June 22, 2011 | Leslie Hill
Though they lived and work in similar circles, it took a neuroendocrine cancer diagnosis for Mary Anne Harwell and Jeannie Hastings to really get to know one another.
Jeannie and Mary Anne were diagnosed with neuroendocrine tumors of the colon within days of each other. Their husbands Jim Hastings and Jonny Harwell agree that it helped both women to know someone else diagnosed with the same rare cancer.
“Jeannie would have treatments and Mary Anne would come with her. Mary Anne’s friends became Jeannie’s friends and vice versa,” Hastings said.
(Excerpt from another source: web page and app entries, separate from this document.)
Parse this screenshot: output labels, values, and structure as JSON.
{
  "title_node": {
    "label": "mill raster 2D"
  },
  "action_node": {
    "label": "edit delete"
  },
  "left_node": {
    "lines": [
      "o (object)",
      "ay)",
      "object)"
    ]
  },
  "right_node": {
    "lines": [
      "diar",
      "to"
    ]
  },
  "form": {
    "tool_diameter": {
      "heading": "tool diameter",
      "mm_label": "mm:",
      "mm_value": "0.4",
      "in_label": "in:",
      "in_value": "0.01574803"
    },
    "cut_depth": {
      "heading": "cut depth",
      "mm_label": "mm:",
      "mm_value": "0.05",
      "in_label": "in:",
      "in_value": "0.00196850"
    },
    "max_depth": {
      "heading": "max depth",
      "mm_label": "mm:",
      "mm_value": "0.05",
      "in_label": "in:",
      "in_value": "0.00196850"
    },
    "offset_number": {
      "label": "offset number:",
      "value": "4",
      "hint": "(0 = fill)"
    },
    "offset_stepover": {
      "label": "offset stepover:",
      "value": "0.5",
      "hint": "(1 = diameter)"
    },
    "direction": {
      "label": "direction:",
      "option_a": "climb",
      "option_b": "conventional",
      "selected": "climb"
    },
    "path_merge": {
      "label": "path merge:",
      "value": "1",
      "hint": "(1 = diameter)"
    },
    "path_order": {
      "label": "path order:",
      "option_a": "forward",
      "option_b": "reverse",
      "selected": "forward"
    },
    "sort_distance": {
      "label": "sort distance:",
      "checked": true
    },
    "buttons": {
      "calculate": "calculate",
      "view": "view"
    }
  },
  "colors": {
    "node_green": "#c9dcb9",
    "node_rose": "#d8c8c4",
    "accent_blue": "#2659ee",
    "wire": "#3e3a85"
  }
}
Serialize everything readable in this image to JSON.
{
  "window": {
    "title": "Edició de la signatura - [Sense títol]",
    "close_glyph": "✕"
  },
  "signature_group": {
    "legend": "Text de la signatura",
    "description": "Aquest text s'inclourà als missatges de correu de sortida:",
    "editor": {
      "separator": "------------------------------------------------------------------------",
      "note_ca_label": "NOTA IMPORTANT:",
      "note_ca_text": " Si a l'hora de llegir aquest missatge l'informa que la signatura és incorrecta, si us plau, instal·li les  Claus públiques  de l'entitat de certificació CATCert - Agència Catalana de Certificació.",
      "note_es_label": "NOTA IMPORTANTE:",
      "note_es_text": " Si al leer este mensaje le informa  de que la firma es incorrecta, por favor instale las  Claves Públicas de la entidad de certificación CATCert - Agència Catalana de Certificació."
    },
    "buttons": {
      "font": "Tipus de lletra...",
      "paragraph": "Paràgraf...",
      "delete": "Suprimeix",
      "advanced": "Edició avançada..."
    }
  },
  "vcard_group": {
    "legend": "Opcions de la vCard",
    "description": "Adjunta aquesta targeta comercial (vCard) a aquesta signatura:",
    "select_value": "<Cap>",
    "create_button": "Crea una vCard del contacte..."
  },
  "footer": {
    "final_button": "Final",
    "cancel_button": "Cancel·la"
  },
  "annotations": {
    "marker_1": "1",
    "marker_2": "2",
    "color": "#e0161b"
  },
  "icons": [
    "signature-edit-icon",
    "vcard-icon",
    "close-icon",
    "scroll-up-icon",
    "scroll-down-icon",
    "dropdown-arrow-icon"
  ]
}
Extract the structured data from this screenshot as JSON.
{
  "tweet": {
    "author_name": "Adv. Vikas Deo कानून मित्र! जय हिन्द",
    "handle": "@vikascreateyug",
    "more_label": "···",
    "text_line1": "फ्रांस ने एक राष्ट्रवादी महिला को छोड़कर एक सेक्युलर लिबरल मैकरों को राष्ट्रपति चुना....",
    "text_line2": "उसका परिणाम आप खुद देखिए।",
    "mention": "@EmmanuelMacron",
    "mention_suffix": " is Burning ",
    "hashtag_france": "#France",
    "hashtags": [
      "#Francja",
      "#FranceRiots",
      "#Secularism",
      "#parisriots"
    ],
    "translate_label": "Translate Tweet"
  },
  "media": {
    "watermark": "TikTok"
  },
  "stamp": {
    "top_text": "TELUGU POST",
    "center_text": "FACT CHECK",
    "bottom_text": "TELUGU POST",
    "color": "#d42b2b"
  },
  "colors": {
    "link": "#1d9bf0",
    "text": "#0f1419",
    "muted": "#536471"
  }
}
Both women were devoted volunteers in the Nashville community, but instead of just worrying about their own health, they tried to find ways they could help Vanderbilt-Ingram Cancer Center. Noticing that the televisions in infusion rooms were outdated, they raised money to purchase 23 new TV/DVD combinations to replace the older equipment.
“During the first two months of Mary Anne’s treatment, the old machines were removed and the new ones were installed,” Harwell said. “Once Mary Anne focused on a problem, she believed in taking the necessary actions to get it done.”
Mary Anne worked for the Metro Development and Housing Agency and Broadway Revitalization Committee until the first of her two daughters was born. She continued with civic and charity work, including volunteering with Friends of Children’s Hospital, Junior League of Nashville, Tennessee Historical Society, Cheekwood and the Greater Nashville Arts Foundation.
Mary Anne died June 14, 2008, at age 55.
Jeannie, a mother of three sons, was a committed volunteer with the Nashville Symphony, Montgomery Bell Academy, Ensworth School and Calvary United Methodist Church. She was also an active partner in Hastings Architecture Associates, which she and Jim founded.
“She could walk in a room and light it up,” said Hastings. “She had the most wonderful personality and never met a stranger. Everybody was equal in her eyes, and she had friends in all walks of life.”
Jeannie died Aug. 3, 2007, at age 64.
After their deaths, friends and family were inspired to continue their good works and named an exam room for Jeannie and established a discovery grant in Mary Anne’s name.
“They would be extremely appreciative of these donations. Something good will definitely come out of this generosity,” Harwell said.